For fiscal year 1987
23.1 million tax returns were filed in the state of California during fiscal 1987 (tax returns for 1986). Laguna Niguel contributed 28 percent of those returns.
Based on total number of returns filed, Laguna Niguel is the fourth-largest district in the nation.
6.4 million tax returns were filed in the Laguna Niguel District.
Almost 3.4 million of those returns were from individual taxpayers (the remainder come from various types of businesses.)
Total revenues for the state of California were $101.4 billion.
Total revenues for Laguna Niguel were $20.5 billion.
$19 billion of that money came from individual income and employment taxes.
Total amount refunded to taxpayers in the district was $3.2 million.
Total refunds issued to individuals totaled $2.7 million.
Orange County residents make up approximately one quarter of the population in the Laguna Niguel District.
Estimated filing statistics for Orange County:
Total tax returns filed . . . $ 1.6 million
Individual tax returns filed . . . $ 0.9 million
Total taxes paid . . . $ 5.4 billion
Individual taxes paid . . . $ 5.0 billion
Total refunds . . . $ 0.8 million
Refunds to individuals . . . $ 0.7 million
Source: Internal Revenue Service, based on information from the draft copy of the 1987 Commissioner's Annual Report, released in January, 1988. Facts about the new Federal Tax Laws The following deductions, credits and exclusions have been eliminated:
The capital gains deduction.
The deductions for state and local taxes.
The dividend exclusion of $100 for individuals and $200 for couples.
The political contributions credit.
The deduction for adoption expenses.
The deduction for two-earner married couples.
The Individual Retirement Account deduction is eliminated for single taxpayers with adjusted gross income of at least $35,000, or $50,000 for married taxpayers who are filing jointly, who are covered by an employer retirement plan.
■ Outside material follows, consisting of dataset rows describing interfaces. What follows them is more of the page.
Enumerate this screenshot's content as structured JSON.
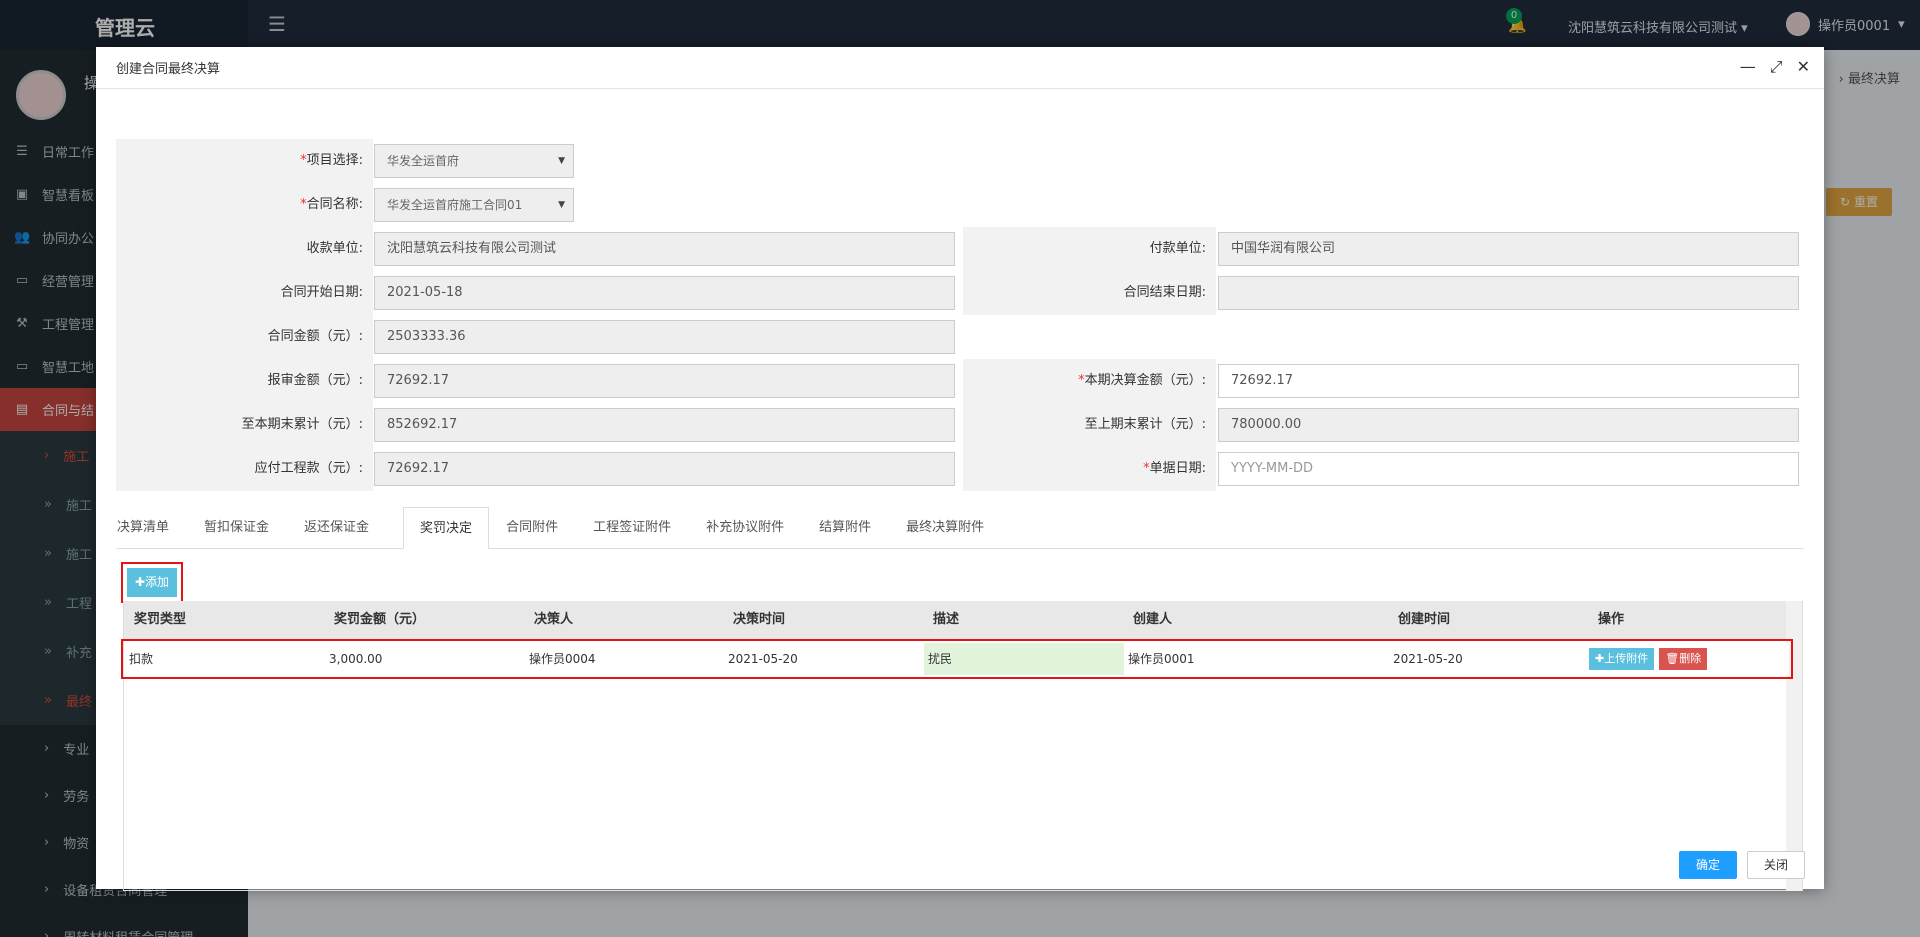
{
  "app": {
    "logo": "管理云",
    "notification_count": "0",
    "company": "沈阳慧筑云科技有限公司测试",
    "user": "操作员0001",
    "breadcrumb_tail": "最终决算",
    "reset_label": "重置"
  },
  "sidebar": {
    "user_name": "操",
    "items": [
      {
        "label": "日常工作"
      },
      {
        "label": "智慧看板"
      },
      {
        "label": "协同办公"
      },
      {
        "label": "经营管理"
      },
      {
        "label": "工程管理"
      },
      {
        "label": "智慧工地"
      },
      {
        "label": "合同与结"
      }
    ],
    "sub_items": [
      {
        "label": "施工"
      },
      {
        "label": "施工"
      },
      {
        "label": "施工"
      },
      {
        "label": "工程"
      },
      {
        "label": "补充"
      },
      {
        "label": "最终"
      },
      {
        "label": "专业"
      },
      {
        "label": "劳务"
      },
      {
        "label": "物资"
      },
      {
        "label": "设备租赁合同管理"
      },
      {
        "label": "周转材料租赁合同管理"
      }
    ]
  },
  "modal": {
    "title": "创建合同最终决算",
    "form": {
      "project": {
        "label": "项目选择:",
        "value": "华发全运首府"
      },
      "contract_name": {
        "label": "合同名称:",
        "value": "华发全运首府施工合同01"
      },
      "payee": {
        "label": "收款单位:",
        "value": "沈阳慧筑云科技有限公司测试"
      },
      "payer": {
        "label": "付款单位:",
        "value": "中国华润有限公司"
      },
      "start_date": {
        "label": "合同开始日期:",
        "value": "2021-05-18"
      },
      "end_date": {
        "label": "合同结束日期:",
        "value": ""
      },
      "contract_amount": {
        "label": "合同金额（元）:",
        "value": "2503333.36"
      },
      "reported_amount": {
        "label": "报审金额（元）:",
        "value": "72692.17"
      },
      "current_settlement": {
        "label": "本期决算金额（元）:",
        "value": "72692.17"
      },
      "cumulative_to_now": {
        "label": "至本期末累计（元）:",
        "value": "852692.17"
      },
      "cumulative_prev": {
        "label": "至上期末累计（元）:",
        "value": "780000.00"
      },
      "payable": {
        "label": "应付工程款（元）:",
        "value": "72692.17"
      },
      "doc_date": {
        "label": "单据日期:",
        "placeholder": "YYYY-MM-DD"
      }
    },
    "tabs": [
      {
        "label": "决算清单"
      },
      {
        "label": "暂扣保证金"
      },
      {
        "label": "返还保证金"
      },
      {
        "label": "奖罚决定"
      },
      {
        "label": "合同附件"
      },
      {
        "label": "工程签证附件"
      },
      {
        "label": "补充协议附件"
      },
      {
        "label": "结算附件"
      },
      {
        "label": "最终决算附件"
      }
    ],
    "active_tab": "奖罚决定",
    "add_label": "添加",
    "grid": {
      "headers": [
        "奖罚类型",
        "奖罚金额（元）",
        "决策人",
        "决策时间",
        "描述",
        "创建人",
        "创建时间",
        "操作"
      ],
      "rows": [
        {
          "type": "扣款",
          "amount": "3,000.00",
          "decider": "操作员0004",
          "decision_time": "2021-05-20",
          "description": "扰民",
          "creator": "操作员0001",
          "created_time": "2021-05-20",
          "upload_label": "上传附件",
          "delete_label": "删除"
        }
      ]
    },
    "ok_label": "确定",
    "close_label": "关闭"
  }
}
Those falling below these amounts are entitled to either a partial or a full deduction depending on the level of their adjusted gross income.
Personal interest, such as car loan or credit card interest, will be phased out beginning this year and will be completely eliminated by 1991.
These items are now taxable in the following ways:
Unemployment benefits are fully taxable.
The first $500 of unearned income for a child under 14 years of age receives the standard deduction and is not taxed. The second $500 is taxed at the child's rate and anything over $1,000 is taxed at the parent's marginal rate.
The following items are deductible:
Charitable deductions for those who itemize.
Mortgage interest for loans secured by principal residences and second homes. The amount of the mortgage may not exceed the cost of the property plus the total cost of improvements. The deductible mortgage interest, which must be secured by the home, also includes the interest loans taken to pay for student or medical expenses.
Choosing a tax preparer Depending on the complexity of your return, you may or may not want to go to a tax preparer. For those who choose to do so the Internal Revenue Service has compiled the following informal tips:
Ask your friends or business associates to refer you to a good preparer.
Do not go to a preparer who claims to have some kind of an "in" with the IRS.
Find out not just how much the preparer will charge you but how the preparer will determine the fee.
SPECIAL TAX SERVICES
Deaf taxpayers with access to TV/Telephone TTY equipment may call (800) 428-4732 for free telephone assistance.
Walk-in service is available at most Internal Revenue Service offices for individual taxpayers who are preparing their own returns. It is available Monday through Friday from 8 a.m. to 4:30 p.m. at these local Internal Revenue Service offices: 34 Civic Center Plaza in Santa Ana and in the Chet Holifield Federal Building, 24000 Avila Road in Laguna Niguel. When using this service taxpayers should bring their tax packages, Forms W-2 and 1099, and any other information that would help in figuring the 1987 tax. (The IRS will not prepare individual returns, but will provide only assistance). A display with self help forms is open to the public 24 hours and is located in the south entrance of the Chet Holifield Building.
Also, taxpayers can call the IRS for help toll-free at (800) 424-1040.
To order forms only , call (800) 424-3676.
For recorded tax information, call Tele-Tax at (800) 554-4477. If you have a push button telephone you can punch in a three-digit code for the topic that you need explained. A complete list of the codes appears in the federal tax package. An operator will assist those with rotary telephones. Push-button service is available 24 hours. Rotary service is available Monday through Friday 8 a.m. to 4:30 p.m.
Source: Internal Revenue Service
Clipboard researched by Henry Rivero and Deborrah Wilkinson / Los Angeles Times